He tried to think of her name, and could not. Curious. Once he had could have recalled the identity of every inhabitant of the castle, their families beside.

He was forgetting so much these days.

In the corners of the room, he could hear the whispers of the shadows. They had not stopped since last week when he had finally learned how to differ their forms from the simple absence of light, know when a form of life was gathering in the air and when it was only a shape cast by one's hand placed before a candle. He found that he was listening to them with one ear. They were speaking of true warmth and real satisfaction, and Ansem chose to block them out once more.

"Tell them I'll be down soon."

That answer satisfied her, but she still resisted departure until Ansem closed the window himself, slid down from the sill and began to head for his desk. The tea had grown tepid quickly in its cup and he swallowed half of it down with a toss of his head, uncaring of the dusty aftertaste of the herbs when they were anything less than steaming.

It was several flights descending to the main hall where the guests had been assembled. The noise of the crowd filtered up to him in a steady crash of sound with each step he walked down, and twice he got distracted and realized he had begun to wander off into other rooms before he could catch himself. It was only because of the pair of guards stationed at the double doors to the main hall that the man finally oriented himself in the right direction. They bowed to Ansem as he approached. It struck him as strange that they would, and then the dull peace of the sleepwalker overtook him once more, the portal opening inwards to allow him entrance to dinner.

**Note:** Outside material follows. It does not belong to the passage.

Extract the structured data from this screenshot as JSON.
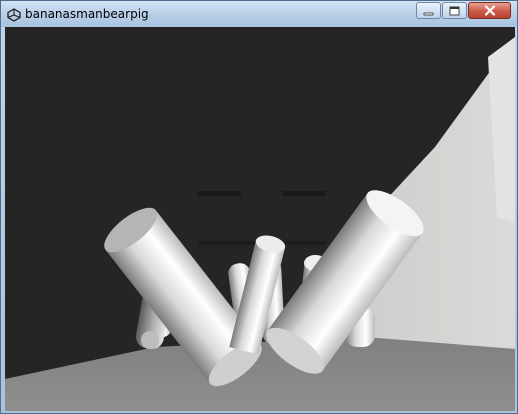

As he stepped into the lights of the great hearths, his face was bathed with the cries of his people, and the fire beat blisters in the air in time with the pumping of their hands. A word was roared again and again on dozens of throats. They were smiling eagerly, faces turned up towards him, and the torrent of sound was like a flood on his ears. Ansem's eyes slid over each anonymous set of features. Instead, his gaze was drawn to the ebon forms crawling underneath the trestle tables, in and out like worms from an unearthed skull.

A hand nudged him out of his fascination, and he turned to stare at the helmeted face of one of the men who had opened the door to this nightmare of flesh and shadow raving in the firelight.

"Are you all right, my Lord?"

Ansem finally realized then that it was his name the strangers in the hall were calling out.

He couldn't bring himself to remember how they knew him.